Warren Buffett reiterated his aversion of long-term U.S. debt, joining the choir of prominent investors warning that buyers will get hurt when interest rates rise.
“If I had an easy way, and a non-risk way, of shorting a whole lot of 20- or 30-year bonds, I’d do it,” Buffett said Monday on CNBC. “But that’s not my game, and it can’t be done in the kind of quantity that would make sense for us. But I think that bonds are very overvalued, I’ll put it that way.”
The chairman of Berkshire Hathaway Inc. was joined by fellow billionaire investor Bill Gross, who said Monday that the bull market “supercycle” for stocks and bonds is approaching its end, as the unconventional monetary policies that have kept it alive since the financial crisis are running out. The calls for an end to the bond rally come amid concern that gains triggered by unprecedented European Central Bank bond purchases were overdone.

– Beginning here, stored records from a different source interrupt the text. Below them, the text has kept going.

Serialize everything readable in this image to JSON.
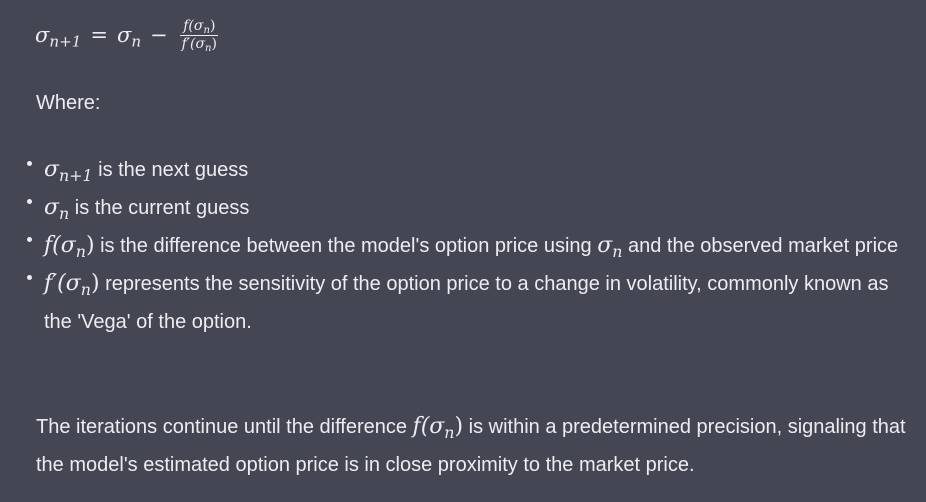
{
  "formula": {
    "lhs_symbol": "σ",
    "lhs_sub": "n+1",
    "equals": "=",
    "rhs_symbol": "σ",
    "rhs_sub": "n",
    "minus": "−",
    "numerator": "f(σ",
    "numerator_sub": "n",
    "numerator_close": ")",
    "denominator": "f′(σ",
    "denominator_sub": "n",
    "denominator_close": ")"
  },
  "where_label": "Where:",
  "bullets": [
    {
      "math_symbol": "σ",
      "math_sub": "n+1",
      "text": " is the next guess"
    },
    {
      "math_symbol": "σ",
      "math_sub": "n",
      "text": " is the current guess"
    },
    {
      "math_prefix": "f(σ",
      "math_sub": "n",
      "math_suffix": ")",
      "text_a": " is the difference between the model's option price using ",
      "inline_symbol": "σ",
      "inline_sub": "n",
      "text_b": " and the observed market price"
    },
    {
      "math_prefix": "f′(σ",
      "math_sub": "n",
      "math_suffix": ")",
      "text": " represents the sensitivity of the option price to a change in volatility, commonly known as the 'Vega' of the option."
    }
  ],
  "paragraph": {
    "text_a": "The iterations continue until the difference ",
    "math_prefix": "f(σ",
    "math_sub": "n",
    "math_suffix": ")",
    "text_b": " is within a predetermined precision, signaling that the model's estimated option price is in close proximity to the market price."
  }
}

The 30-year bond yield rose five basis points, or 0.05 percentage point, to 2.88 percent at 3:35 p.m. New York time. The price of the 2.5 percent security maturing in February 2045 fell to 92 16/32, according to Bloomberg Bond Trader prices. The yield reached the highest level since Dec. 24.
Gross, the manager of the $1.5 billion Janus Global Unconstrained Bond Fund, acknowledged that his calls for the end of the bond rally in both February and April of 2013 were too early. He was chief investment officer at Pacific Investment Management Co. until his sudden departure in September.
Buffett has in the past used derivatives to bet against the U.S. dollar, and has frequently said that U.S. government debt doesn’t hold value at historic low yield levels.
In February, Buffett said it would be “very tough” for the Federal Reserve to lift rates this year because of the stronger dollar.